For industrial and commercial applications, new technologies will enable mounting drive controller directly on a motor
Many have been asking, “Why not mount an adjustable-speed drive controller directly on a motor, preferably on a standard NEMA-frame ac motor?” Although motors with built-on controllers have been made, they are generally limited to dc subfractional and fractional-horsepower motors and appliance motors. For integral ratings, the controller has been too big. But, that is changing.

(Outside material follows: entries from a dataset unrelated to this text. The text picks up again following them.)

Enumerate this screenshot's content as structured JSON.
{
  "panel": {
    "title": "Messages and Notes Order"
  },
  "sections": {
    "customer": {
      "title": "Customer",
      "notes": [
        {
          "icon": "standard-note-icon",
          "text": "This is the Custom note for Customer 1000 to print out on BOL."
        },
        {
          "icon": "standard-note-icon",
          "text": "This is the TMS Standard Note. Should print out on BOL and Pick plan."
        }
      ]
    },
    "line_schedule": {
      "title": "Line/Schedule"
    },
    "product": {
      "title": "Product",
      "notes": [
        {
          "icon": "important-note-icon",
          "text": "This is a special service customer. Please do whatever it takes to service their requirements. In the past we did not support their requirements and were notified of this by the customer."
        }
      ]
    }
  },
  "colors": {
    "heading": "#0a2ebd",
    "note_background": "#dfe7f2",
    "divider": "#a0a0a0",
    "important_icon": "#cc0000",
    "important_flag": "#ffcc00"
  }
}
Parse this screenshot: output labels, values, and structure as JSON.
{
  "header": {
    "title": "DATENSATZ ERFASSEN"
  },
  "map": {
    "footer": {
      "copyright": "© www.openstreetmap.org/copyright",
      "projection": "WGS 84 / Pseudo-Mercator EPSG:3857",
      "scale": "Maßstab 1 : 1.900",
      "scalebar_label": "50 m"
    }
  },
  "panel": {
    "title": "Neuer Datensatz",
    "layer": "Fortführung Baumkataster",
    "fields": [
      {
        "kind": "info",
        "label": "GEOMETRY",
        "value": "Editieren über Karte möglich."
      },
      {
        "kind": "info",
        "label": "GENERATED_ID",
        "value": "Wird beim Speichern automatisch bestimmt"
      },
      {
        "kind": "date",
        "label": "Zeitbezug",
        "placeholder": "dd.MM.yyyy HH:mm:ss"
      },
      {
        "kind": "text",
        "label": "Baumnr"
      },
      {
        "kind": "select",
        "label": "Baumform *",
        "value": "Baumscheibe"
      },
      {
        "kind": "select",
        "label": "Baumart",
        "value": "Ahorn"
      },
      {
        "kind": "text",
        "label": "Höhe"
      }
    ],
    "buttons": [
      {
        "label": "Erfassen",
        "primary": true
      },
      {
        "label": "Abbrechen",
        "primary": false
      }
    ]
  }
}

Technological breakthroughs will enable integral horsepower ac motors to include sophisticated controls. To make this happen, a team of engineers at Baldor Electric are partnering with a vendor team to develop an integrated module that contains both the control and power circuits for an ac adjustablespeed drive. Moreover, this module will be small enough to fit on ac motors rated 1- hp and larger, Figure 1. Company officials report that new units — designated “Baldor SmartMotor” — will have many of the basic control features that are included in the rest of their adjustable-speed drives. Later this year, Baldor expects to offer Smart- Motors with ratings through 10 hp.
Achieving such a goal requires making a large investment in research and development. Therefore, one must ask, “Why is the company deploying such resources to a ‘maybe’ product?” Roland S. Boreham, Jr., Baldor chairman, feels strongly that the market wants and needs such a device, that the basic technologies now exist, and that the company has the technology partnership to make it work. Over the long haul, Mr. Boreham expects to get a good return on the investment. Vice President of Research and Engineering, James Kimzey, delineated that the new drives will:
• Save space by eliminating the need for a separate controller (which is presently often as big as the motor).
• Reduce installed costs because power wiring between the motor and controller is eliminated.
• Eliminate motor problems caused by “line ringing.” Mounting the controller on the motor eliminates long power lines between the two units, which can produce high-voltage transients that can cause motor failure.
• Wipe out the finger pointing between the motor and controller manufacturers when a problem comes up.
• Enable using adjustablespeed drives in applications that previously could not justify the expenses of a drive.
At first glance, one is tempted to limit the probable applications to those with relatively simple requirements — fans, pumps, blowers, mixers, packaging machines, plus conveyors and other material handling equipment.
Although these are the most common applications, Mr. Kimzey points out that other applications include any machine where motors are distributed throughout a unit. In such cases, the motors can be connected to a common power system (or bus). Then the lowervoltage, lowpower control wires are run to the control point. This arrangement is less costly than running individual power wires to each motor from remotely located drive controllers.
Jerry Peerbolte, vice president of marketing, said that the sales are expected to be 50% stock units sold through distributors and 50% modified motors and customized designs sold direct to OEMs.
The key to this product is developing a module that has the required “smarts” plus the power control capability in a package small enough to easily mount on a standard ac motor, Figure 2.
The “smarts” include most of the functions that the company offers in its other adjustable-speed drives, both ac and dc. These include: Start, stop, forward, reverse, speed control, preset speeds, adjustable acceleration and deceleration rates and curves (S-curve or other), readouts of speed and motor current in rpm and amperes or in engineering units, displays in English rather than in codes, motor and controller protection, selectable modulating frequency from 1.25 to 18 kHz, stall protection, remote control capability from handheld keypad or computer, and many others.
In addition to offering similar functions, SmartMotors will use the same codes and method of operation with the same type of input as other Baldor controls. Thus, a user needs to learn only one system.
Within the module, a mathematical model of the motor will serve two functions and open avenues for future developments. First, the model enables accurately calculating the motor temperature. If it exceeds specified values, the controller will shut the system down. Second, the model improves motor operational stability, especially for larger motors.
In addition to developing a unit small enough to fit on the motor it is controlling, the whole program also hinges on designing a heat removal system that will keep the module within specified thermal limits. To do this, the engineering team is designing a multifinned assembly that mounts on the motor so the air forced by the external motor fan goes through the module cooling fins as well as over the motor shell. Although the two outside fins, Figure 3, contact the motor, the rest of the fins are above the motor outer surface.
To reduce the heat produced by the motor, the SmartMotor will utilize Baldor Super E, high-efficiency ac induction motor designs. These motors operate at lower temperatures than standard motors.
As the development continues, heat runs will determine application conditions requiring a separately powered fan for cooling both motor and control.